Code maintainability is not often in the shortlist of qualities that businesses going "digital" are going to value. And if the right technical decisions haven't been made up-front, it might not be something that they'll be able to achieve, either.
Responsible code is modular, consistent, and testable code. These qualities drastically improve the ability of everyone to work with it, ensuring faster development cycles, reduced bugs, and generally improving the quality of a product from end-to-end. Not to mention that developers are happier working on project that has been well-maintained.
Sustainable software depends on responsible code, and software is only sustainable in so far as it can be easily maintained -- updated, refactored, extended, repurposed -- and this doesn't come without a little overhead.
To ensure your software is maintainable, production code should pass through a few sets of eyes. Junior programmers need leads they can emulate, and your leads need to be able to conduct helpful and stringent code reviews quickly and frequently. Code review cannot be two-hour sessions every time a developer merges a branch. Real projects have real budgets and deadlines and can't sustain big block reviews on top of the standups, one-to-ones, and every other meeting looking to take away precious development time.
Leads need to be able to run through code reviews quickly and effetively communicate key concepts to developers to be able to implement immediately. If a concept goes beyond what the developer is comfortable with, schedule a lunch and learn on that topic and invite all those who want a refresher. The idea is that your programmers want to become better at writing maintainable code.
Knowing what not to do only comes from experience -- the experience of having done things that you thought were smart, or clever, or correct, only to find yourself or others stumbling over them months later. Instead of setting up your developers to have to individually stumble through this process on their own during a development sprint, have your team leads write less code and act more in a mentorship role, catching flaws early on.
I've been told that all CS grads have had this bit drilled in their head from day one. "Divide and conquor", "Cohesive and Decoupled". It boggles my mind how few programmers actually take this to heart. Perhaps because they are working in new langauges and never cared to fully internalize how to properly write modular code in that language or framework. Perhaps because they did not feel they had the time to write better code. Perhaps because they're following a lead or architect who never called them out in a code review.
A simple way of knowing if your code is cohesive is to try to pull it out of first application and see if it still works. Another way is to unit test it. Even if you don't have unit testing framework and process in place (and why not?) you can still test it in isolation, or at least think about what the critical tests would be. What will happen in edge cases? What happens when dependencies aren't met?

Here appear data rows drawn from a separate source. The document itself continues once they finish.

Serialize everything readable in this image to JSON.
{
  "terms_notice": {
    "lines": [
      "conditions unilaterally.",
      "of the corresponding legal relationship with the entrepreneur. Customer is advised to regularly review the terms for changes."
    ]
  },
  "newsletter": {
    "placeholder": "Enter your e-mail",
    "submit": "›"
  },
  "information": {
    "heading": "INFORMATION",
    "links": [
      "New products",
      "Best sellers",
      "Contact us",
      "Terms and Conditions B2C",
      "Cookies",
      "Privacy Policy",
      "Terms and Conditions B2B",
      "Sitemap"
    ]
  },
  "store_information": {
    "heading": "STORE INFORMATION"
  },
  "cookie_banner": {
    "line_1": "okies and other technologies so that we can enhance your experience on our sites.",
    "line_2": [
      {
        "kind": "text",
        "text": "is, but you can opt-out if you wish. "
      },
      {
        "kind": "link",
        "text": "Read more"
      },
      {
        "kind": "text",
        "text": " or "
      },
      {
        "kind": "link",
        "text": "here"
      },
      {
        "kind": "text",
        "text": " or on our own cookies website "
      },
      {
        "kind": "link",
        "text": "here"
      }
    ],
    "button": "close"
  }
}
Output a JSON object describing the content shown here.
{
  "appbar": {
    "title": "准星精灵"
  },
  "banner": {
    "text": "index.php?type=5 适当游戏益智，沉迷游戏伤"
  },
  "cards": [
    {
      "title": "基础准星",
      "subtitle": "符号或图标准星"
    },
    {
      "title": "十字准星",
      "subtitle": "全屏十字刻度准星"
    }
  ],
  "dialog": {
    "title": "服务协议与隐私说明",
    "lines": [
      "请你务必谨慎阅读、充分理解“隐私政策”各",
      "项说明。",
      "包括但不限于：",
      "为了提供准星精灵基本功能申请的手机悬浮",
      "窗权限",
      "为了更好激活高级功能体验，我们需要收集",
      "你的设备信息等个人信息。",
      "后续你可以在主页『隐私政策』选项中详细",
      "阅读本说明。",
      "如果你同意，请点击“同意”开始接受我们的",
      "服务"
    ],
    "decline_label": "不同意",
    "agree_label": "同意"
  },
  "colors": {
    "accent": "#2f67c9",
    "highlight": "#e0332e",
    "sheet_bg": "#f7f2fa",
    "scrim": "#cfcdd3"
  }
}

Testable code is a great first step towards maintainable code.
If you want your team to be agile, your codebase needs to be consistent. Every time a programmer sees something for the first time, you lose out of productivity. Every time you force a programmer to have to think about a new situation or pattern, you lose out on productivity. Every time you force a programmer to work in an environment that is foreign to them, you lose out of productivity.
I'm sure many new programmers take pride in their ability to jump in, sink their teeth in and hack a solution -- they might even be able to get it done in record time! But as these programmers become more experienced, they will learn to appreciate that what they only did was make their manager temporarily happy at the cost of accrueing technical debt for the rest of the team. And this leads to much sadness for everyone.
All code should look like it was written by the same person. Please. Have your architects and leads agree on strict rules, and enforce the syntax rules in your linters. Have your architects and leads agree on dominant coding patterns, and have them reinforced in all code reviews. When code is consistent, programmers are able to focus without distraction. That's where you see productivity.